Stored data entries:
──────────────────────────────
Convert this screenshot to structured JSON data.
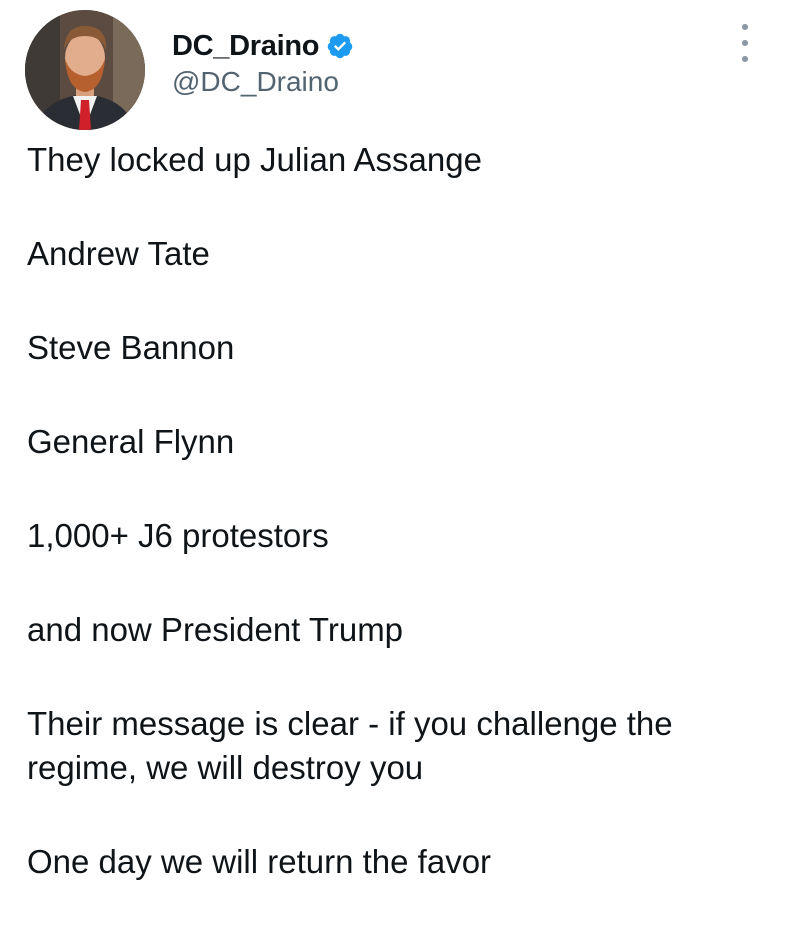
{
  "author": {
    "display_name": "DC_Draino",
    "handle": "@DC_Draino",
    "verified": true,
    "verified_color": "#1d9bf0"
  },
  "menu": {
    "icon": "more-vertical-icon"
  },
  "tweet": {
    "paragraphs": [
      "They locked up Julian Assange",
      "Andrew Tate",
      "Steve Bannon",
      "General Flynn",
      "1,000+ J6 protestors",
      "and now President Trump",
      "Their message is clear - if you challenge the regime, we will destroy you",
      "One day we will return the favor"
    ]
  }
}
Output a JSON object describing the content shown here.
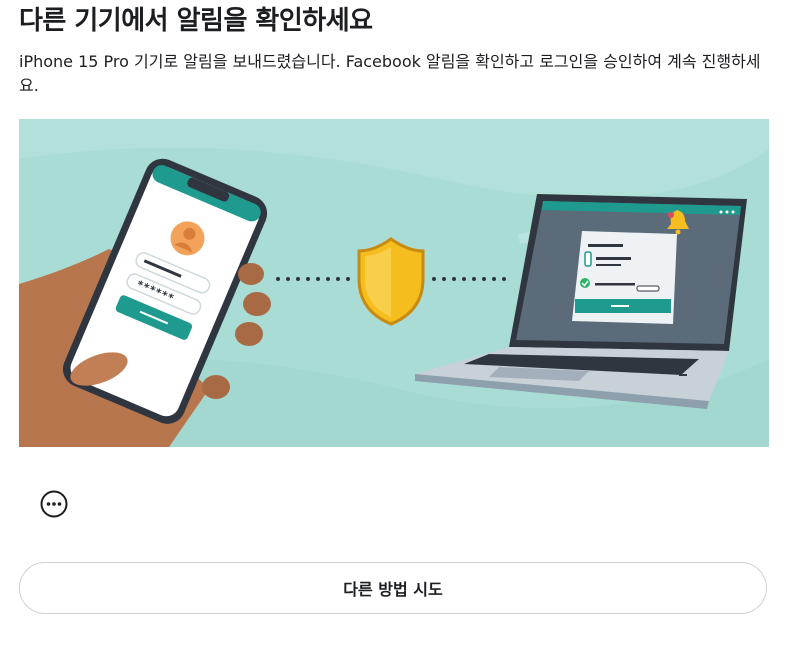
{
  "header": {
    "title": "다른 기기에서 알림을 확인하세요",
    "description": "iPhone 15 Pro 기기로 알림을 보내드렸습니다. Facebook 알림을 확인하고 로그인을 승인하여 계속 진행하세요."
  },
  "illustration": {
    "password_mask": "******",
    "colors": {
      "background": "#a9dcd4",
      "teal": "#1f9a8e",
      "shield": "#f6bd1e",
      "laptop": "#2f3640",
      "skin": "#b8764e"
    }
  },
  "status": {
    "icon": "loading-ellipsis-icon"
  },
  "actions": {
    "try_another_way_label": "다른 방법 시도"
  }
}
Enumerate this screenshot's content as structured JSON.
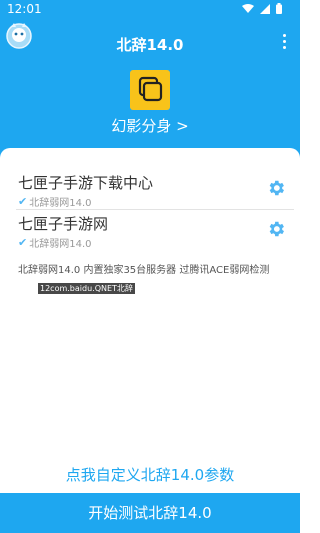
{
  "status_bar": {
    "time": "12:01"
  },
  "app_bar": {
    "title": "北辞14.0"
  },
  "feature": {
    "label": "幻影分身 >"
  },
  "list": [
    {
      "title": "七匣子手游下载中心",
      "subtitle": "北辞弱网14.0"
    },
    {
      "title": "七匣子手游网",
      "subtitle": "北辞弱网14.0"
    }
  ],
  "info": "北辞弱网14.0 内置独家35台服务器 过腾讯ACE弱网检测",
  "watermark": "12com.baidu.QNET北辞",
  "custom_link": "点我自定义北辞14.0参数",
  "bottom_button": "开始测试北辞14.0",
  "colors": {
    "primary": "#1ea7f0",
    "accent": "#f8c31a",
    "check": "#52b6f3"
  }
}
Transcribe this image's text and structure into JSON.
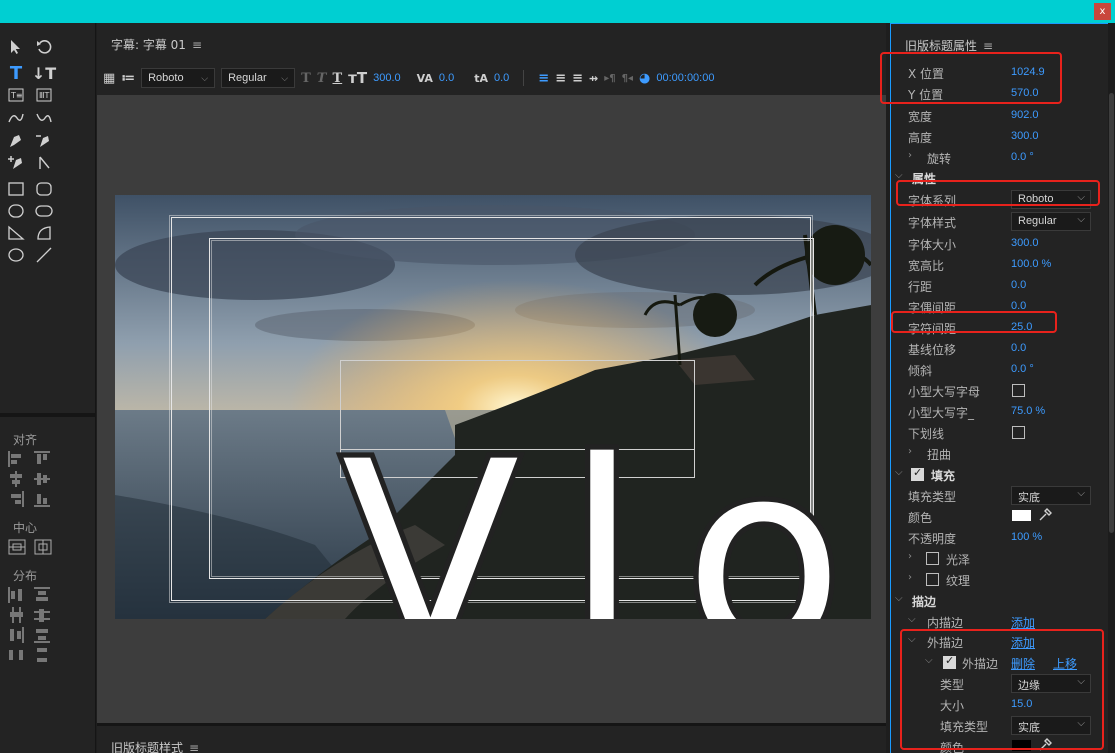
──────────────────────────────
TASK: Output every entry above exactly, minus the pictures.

EXERCISE OUTPUT:
Convert this screenshot to structured JSON data.
{
  "author": {
    "display_name": "DC_Draino",
    "handle": "@DC_Draino",
    "verified": true,
    "verified_color": "#1d9bf0"
  },
  "menu": {
    "icon": "more-vertical-icon"
  },
  "tweet": {
    "paragraphs": [
      "They locked up Julian Assange",
      "Andrew Tate",
      "Steve Bannon",
      "General Flynn",
      "1,000+ J6 protestors",
      "and now President Trump",
      "Their message is clear - if you challenge the regime, we will destroy you",
      "One day we will return the favor"
    ]
  }
}
Output a JSON object describing the content shown here.
{
  "header": {
    "title": "다른 기기에서 알림을 확인하세요",
    "description": "iPhone 15 Pro 기기로 알림을 보내드렸습니다. Facebook 알림을 확인하고 로그인을 승인하여 계속 진행하세요."
  },
  "illustration": {
    "password_mask": "******",
    "colors": {
      "background": "#a9dcd4",
      "teal": "#1f9a8e",
      "shield": "#f6bd1e",
      "laptop": "#2f3640",
      "skin": "#b8764e"
    }
  },
  "status": {
    "icon": "loading-ellipsis-icon"
  },
  "actions": {
    "try_another_way_label": "다른 방법 시도"
  }
}
Enumerate this screenshot's content as structured JSON.
{
  "status_bar": {
    "time": "12:01"
  },
  "app_bar": {
    "title": "北辞14.0"
  },
  "feature": {
    "label": "幻影分身 >"
  },
  "list": [
    {
      "title": "七匣子手游下载中心",
      "subtitle": "北辞弱网14.0"
    },
    {
      "title": "七匣子手游网",
      "subtitle": "北辞弱网14.0"
    }
  ],
  "info": "北辞弱网14.0 内置独家35台服务器 过腾讯ACE弱网检测",
  "watermark": "12com.baidu.QNET北辞",
  "custom_link": "点我自定义北辞14.0参数",
  "bottom_button": "开始测试北辞14.0",
  "colors": {
    "primary": "#1ea7f0",
    "accent": "#f8c31a",
    "check": "#52b6f3"
  }
}
Transcribe this image's text and structure into JSON.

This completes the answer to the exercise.